Why was it that my Balinese interlocutors so firmly and decidedly wished to remain silent about the colonial violence? Silence is commonly understood as an absence of political agency, as passivity and indifference. I contend that we cannot approach silence through the binary logic of absence versus speech as presence. Stepping away from perceiving silence as homogeneous, linear and passive will open new possibilities of thinking about silence in other ways. One of the ways to go about it, as I have argued elsewhere (Dragojlovic, 2015), is to consider silences as affective, situated presences, that is historically and politically located, reverberating across times and geographical locations as affective presences of historical inequalities (Dragojlovic, 2015, forthcoming).
Dr Ana Dragojlovic
Lecturer in Gender Studies
Faculty of Arts
The University of Melbourne
Dragojlovic, A. (2016). Beyond Bali: Subaltern Citizens and Post-Colonial Intimacy. Amsterdam University Press.
Dragojlovic, A. (2015). ‘Affective Geographies: Intergenerational Hauntings, Bodily Affectivity and Multiracial Subjectivities’, Subjectivity 8: 315-334.
Dragojlovic, A. (forthcoming). ‘Knowing the Past Affectively: Screen Media and the Evocation of Intergenerational Hauntings’, Special Issue, Broken Narratives and the Lived Body, Arts & Humanities in Higher Education.
Keurs, ter P. and E.S. Hardiati (2006). Indonesia: Discovery of the Past.

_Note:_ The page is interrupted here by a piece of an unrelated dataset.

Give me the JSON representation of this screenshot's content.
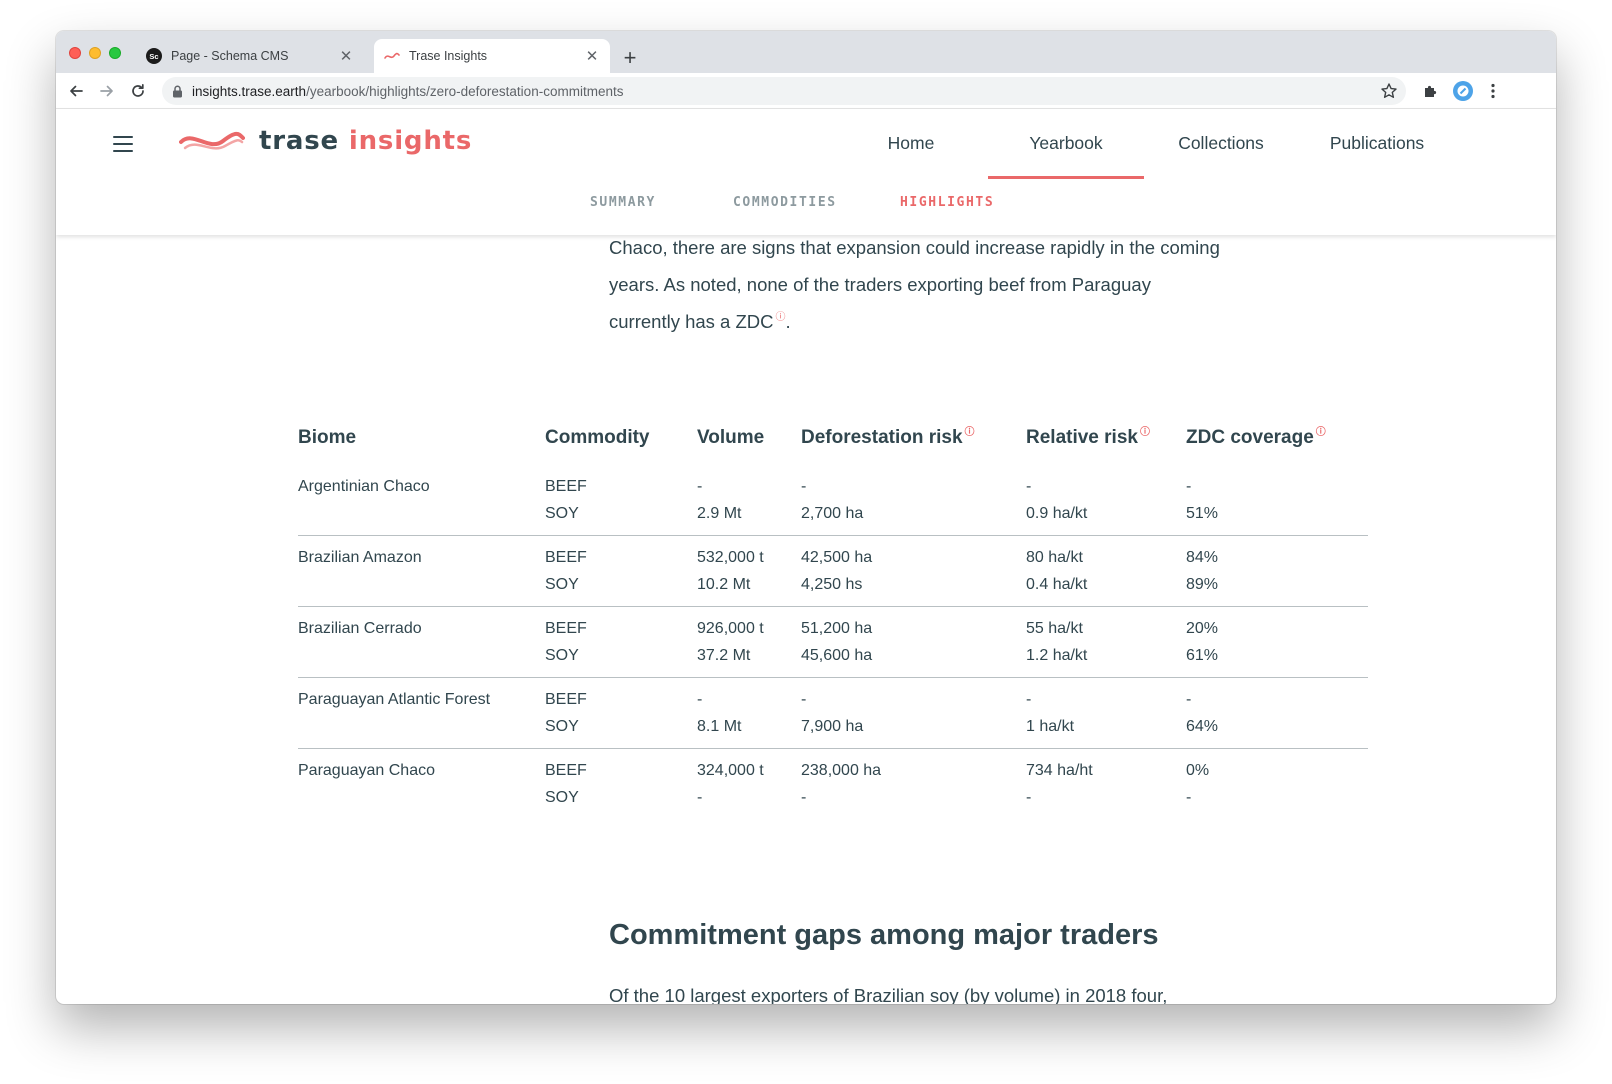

Amsterdam: KIT Publishers.
Wiener, M. (1995). Visible and Invisible Realms: Power, Magic, and Colonial Conquest in Bali. Chicago: University of Chicago Press.